Even on paper, it was a wonder: Three expansive circles of shining mirrors supplicating three glowing 500-foot-tall towers, each engineered to turn the sun’s heat into electricity in the otherwise godforsaken Mojave Desert. The Ivanpah Solar Electric Generating System offered a sparkling vision of our nature-powered future, whose every gigawatt would keep tons of coal’s heat-trapping pollutants out of the atmosphere.
BrightSource Inc., a company based in Oakland, Calif., would design it. Construction giant Bechtel would build it on 4,000 acres near the California-Nevada border.

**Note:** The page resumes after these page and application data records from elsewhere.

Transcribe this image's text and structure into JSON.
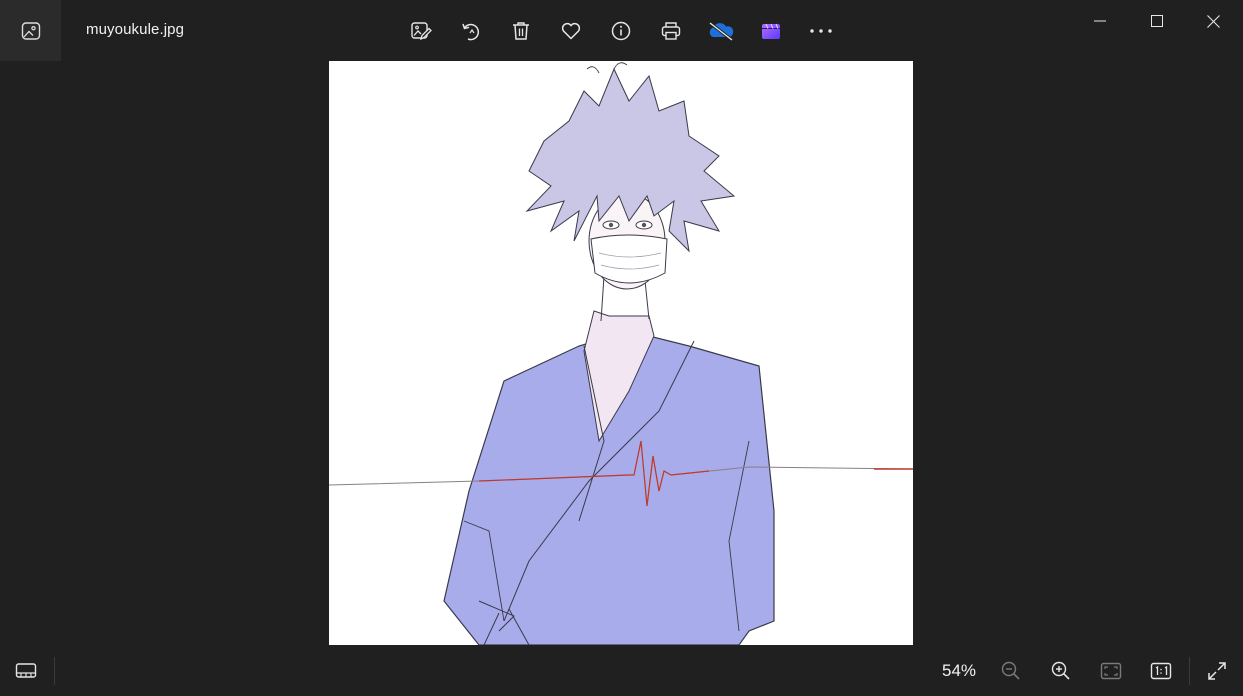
{
  "window": {
    "file_name": "muyoukule.jpg",
    "app_icon": "photos-app-icon",
    "controls": [
      "minimize-icon",
      "maximize-icon",
      "close-icon"
    ]
  },
  "toolbar": {
    "buttons": [
      {
        "name": "edit-image-button",
        "icon": "edit-image-icon"
      },
      {
        "name": "rotate-button",
        "icon": "rotate-icon"
      },
      {
        "name": "delete-button",
        "icon": "trash-icon"
      },
      {
        "name": "favorite-button",
        "icon": "heart-icon"
      },
      {
        "name": "file-info-button",
        "icon": "info-icon"
      },
      {
        "name": "print-button",
        "icon": "printer-icon"
      },
      {
        "name": "onedrive-button",
        "icon": "onedrive-cloud-off-icon"
      },
      {
        "name": "clipchamp-button",
        "icon": "clipchamp-icon"
      },
      {
        "name": "more-options-button",
        "icon": "more-dots-icon"
      }
    ],
    "accent_cloud": "#1e6fd6",
    "accent_clip": "#8a4dff"
  },
  "image": {
    "description_icon": "anime-illustration",
    "background": "#ffffff",
    "gown_color": "#a9acea",
    "hair_color": "#c9c6e6",
    "heartbeat_color": "#c0392b"
  },
  "bottom_bar": {
    "filmstrip_icon": "filmstrip-icon",
    "zoom_level": "54%",
    "zoom_out_icon": "zoom-out-icon",
    "zoom_in_icon": "zoom-in-icon",
    "fit_icon": "fit-to-window-icon",
    "actual_size_icon": "actual-size-icon",
    "fullscreen_icon": "fullscreen-icon"
  }
}
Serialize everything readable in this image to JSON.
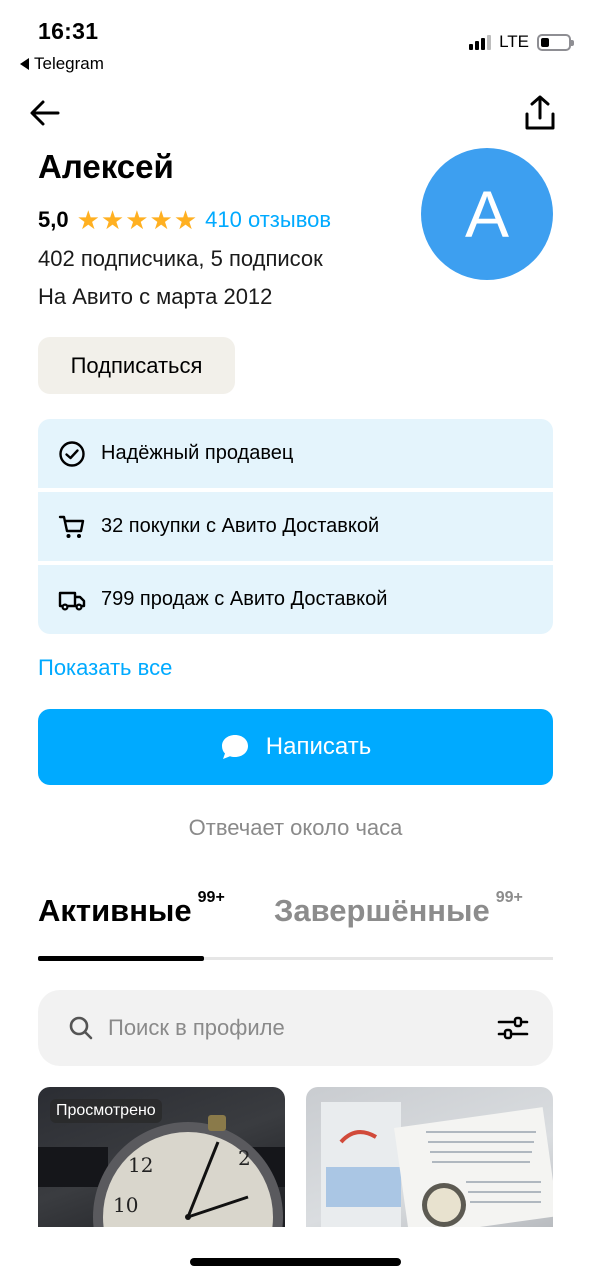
{
  "status_bar": {
    "time": "16:31",
    "back_app": "Telegram",
    "network": "LTE",
    "signal_bars": 3,
    "battery_level": 0.2
  },
  "nav": {
    "back_icon": "arrow-left-icon",
    "share_icon": "share-icon"
  },
  "profile": {
    "name": "Алексей",
    "rating": "5,0",
    "stars": 5,
    "reviews": "410 отзывов",
    "subscribers": "402 подписчика, 5 подписок",
    "since": "На Авито с марта 2012",
    "avatar_letter": "А",
    "avatar_color": "#3d9ff0",
    "subscribe_label": "Подписаться"
  },
  "badges": [
    {
      "icon": "check-circle-icon",
      "text": "Надёжный продавец"
    },
    {
      "icon": "cart-icon",
      "text": "32 покупки с Авито Доставкой"
    },
    {
      "icon": "truck-icon",
      "text": "799 продаж с Авито Доставкой"
    }
  ],
  "show_all": "Показать все",
  "write_button": {
    "label": "Написать",
    "icon": "chat-bubble-icon"
  },
  "responds": "Отвечает около часа",
  "tabs": [
    {
      "label": "Активные",
      "count": "99+",
      "active": true
    },
    {
      "label": "Завершённые",
      "count": "99+",
      "active": false
    }
  ],
  "search": {
    "placeholder": "Поиск в профиле",
    "value": ""
  },
  "listings": [
    {
      "badge": "Просмотрено"
    },
    {
      "badge": ""
    }
  ],
  "colors": {
    "accent": "#00aaff",
    "star": "#ffb021",
    "badge_bg": "#e4f4fc",
    "subscribe_bg": "#f2f0ea"
  }
}
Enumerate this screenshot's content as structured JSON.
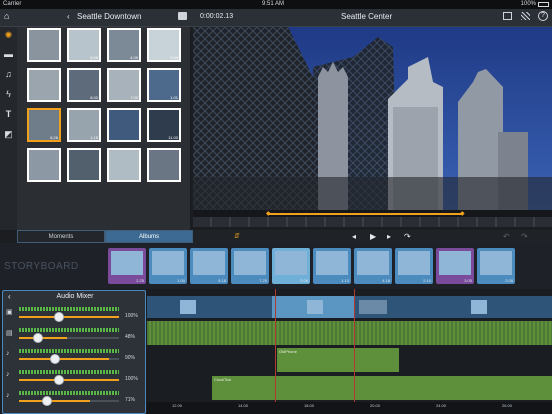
{
  "status": {
    "carrier": "Carrier",
    "time": "9:51 AM",
    "battery": "100%"
  },
  "nav": {
    "back_label": "Seattle Downtown",
    "timecode": "0:00:02.13",
    "project_title": "Seattle Center"
  },
  "media": {
    "durations": [
      "",
      "6.06",
      "4.09",
      "9.00",
      "",
      "8.00",
      "7.00",
      "1.01",
      "6.26",
      "1.15",
      "",
      "11.00",
      "",
      "",
      "",
      ""
    ]
  },
  "tabs": {
    "moments": "Moments",
    "albums": "Albums"
  },
  "storyboard": {
    "label": "STORYBOARD",
    "clip_durations": [
      "2.25",
      "1.00",
      "5.18",
      "7.25",
      "2.06",
      "1.13",
      "4.18",
      "2.10",
      "3.05",
      "2.08"
    ]
  },
  "mixer": {
    "title": "Audio Mixer",
    "rows": [
      {
        "icon": "video-icon",
        "level_pct": "100%",
        "value": 100
      },
      {
        "icon": "film-icon",
        "level_pct": "48%",
        "value": 48
      },
      {
        "icon": "music-note-icon",
        "level_pct": "90%",
        "value": 90
      },
      {
        "icon": "music-note-icon",
        "level_pct": "100%",
        "value": 100
      },
      {
        "icon": "music-note-icon",
        "level_pct": "71%",
        "value": 71
      }
    ]
  },
  "timeline": {
    "audio_labels": {
      "track3": "OldPhone",
      "track4": "ClockTick"
    },
    "ruler_ticks": [
      "12.00",
      "14.00",
      "18.00",
      "20.00",
      "24.00",
      "26.00"
    ]
  },
  "colors": {
    "accent": "#f1a11c",
    "selection_blue": "#4a88c0",
    "audio_green": "#5e8f3b"
  }
}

It would supply clean electricity to 140,000 homes.
In 2010, when Bechtel broke ground on Ivanpah, it held such promise that President Barack Obama worked it into a speech on the nation’s energy. “With projects like this one,” he declared, “we are staking our claim to continued leadership in the new global economy.”

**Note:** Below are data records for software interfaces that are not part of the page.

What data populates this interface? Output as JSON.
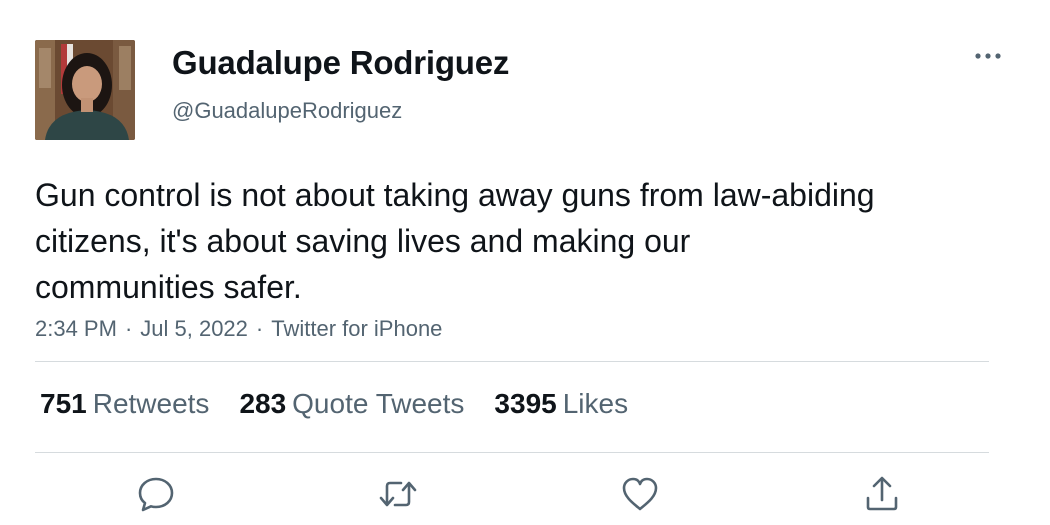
{
  "tweet": {
    "author": {
      "display_name": "Guadalupe Rodriguez",
      "handle": "@GuadalupeRodriguez",
      "avatar_icon": "profile-photo"
    },
    "text": "Gun control is not about taking away guns from law-abiding citizens, it's about saving lives and making our communities safer.",
    "meta": {
      "time": "2:34 PM",
      "date": "Jul 5, 2022",
      "source": "Twitter for iPhone",
      "separator": "·"
    },
    "stats": {
      "retweets": {
        "count": "751",
        "label": "Retweets"
      },
      "quotes": {
        "count": "283",
        "label": "Quote Tweets"
      },
      "likes": {
        "count": "3395",
        "label": "Likes"
      }
    },
    "actions": [
      "reply-icon",
      "retweet-icon",
      "like-icon",
      "share-icon"
    ],
    "more_icon": "more-icon"
  },
  "colors": {
    "text": "#0f1419",
    "secondary": "#536471",
    "divider": "#d6dbde"
  }
}
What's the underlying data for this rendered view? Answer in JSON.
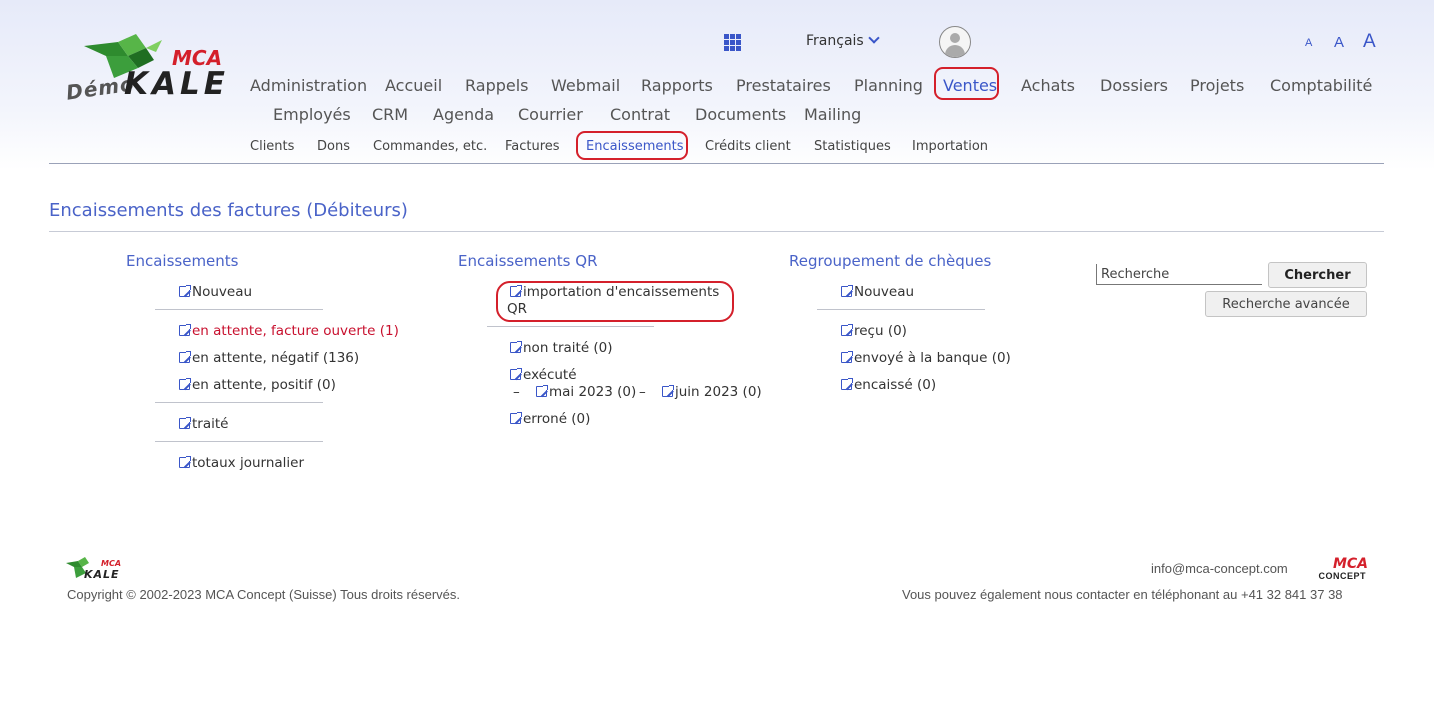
{
  "brand": {
    "demo_label": "Démo",
    "mca_label": "MCA",
    "kale_label": "KALE",
    "logo_colors": {
      "bird": "#2e8b2e",
      "accent": "#d4202b"
    }
  },
  "topbar": {
    "apps_icon": "grid-icon",
    "language": "Français",
    "avatar_icon": "user-icon",
    "font_sizes": [
      "A",
      "A",
      "A"
    ]
  },
  "nav": {
    "row1": [
      "Administration",
      "Accueil",
      "Rappels",
      "Webmail",
      "Rapports",
      "Prestataires",
      "Planning",
      "Ventes",
      "Achats",
      "Dossiers",
      "Projets",
      "Comptabilité"
    ],
    "row2": [
      "Employés",
      "CRM",
      "Agenda",
      "Courrier",
      "Contrat",
      "Documents",
      "Mailing"
    ],
    "active": "Ventes"
  },
  "subnav": {
    "items": [
      "Clients",
      "Dons",
      "Commandes, etc.",
      "Factures",
      "Encaissements",
      "Crédits client",
      "Statistiques",
      "Importation"
    ],
    "active": "Encaissements"
  },
  "page": {
    "title": "Encaissements des factures (Débiteurs)"
  },
  "col1": {
    "title": "Encaissements",
    "nouveau": "Nouveau",
    "attente_ouverte": "en attente, facture ouverte (1)",
    "attente_negatif": "en attente, négatif (136)",
    "attente_positif": "en attente, positif (0)",
    "traite": "traité",
    "totaux": "totaux journalier"
  },
  "col2": {
    "title": "Encaissements QR",
    "import_line1": "importation d'encaissements",
    "import_line2": "QR",
    "non_traite": "non traité (0)",
    "execute": "exécuté",
    "dash": "–",
    "mai": "mai 2023 (0)",
    "juin": "juin 2023 (0)",
    "errone": "erroné (0)"
  },
  "col3": {
    "title": "Regroupement de chèques",
    "nouveau": "Nouveau",
    "recu": "reçu (0)",
    "envoye": "envoyé à la banque (0)",
    "encaisse": "encaissé (0)"
  },
  "search": {
    "placeholder": "Recherche",
    "button": "Chercher",
    "advanced": "Recherche avancée"
  },
  "footer": {
    "mca": "MCA",
    "kale": "KALE",
    "copyright": "Copyright © 2002-2023 MCA Concept (Suisse) Tous droits réservés.",
    "email": "info@mca-concept.com",
    "phone_text": "Vous pouvez également nous contacter en téléphonant au +41 32 841 37 38",
    "concept_mca": "MCA",
    "concept_label": "CONCEPT"
  },
  "colors": {
    "accent_blue": "#3a56c8",
    "title_blue": "#4a63c8",
    "highlight_red": "#d4202b",
    "alert_red": "#c8102e"
  }
}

As its miles of glinting glass and radiant columns rose on the landscape, tourists from China and India came on buses to marvel. It attracted a $168 million investment from high-tech giant Google; the U.S. Energy Department backed its $1.6 billion in construction loans. For many energy speculators, environmentalists and green-energy proponents, a long-held dream was finally coming true. “The wasteland of the Mojave Desert,” as one Los Angeles-based energy guru put it, was on its way to becoming the “goldmine of our future energy needs.”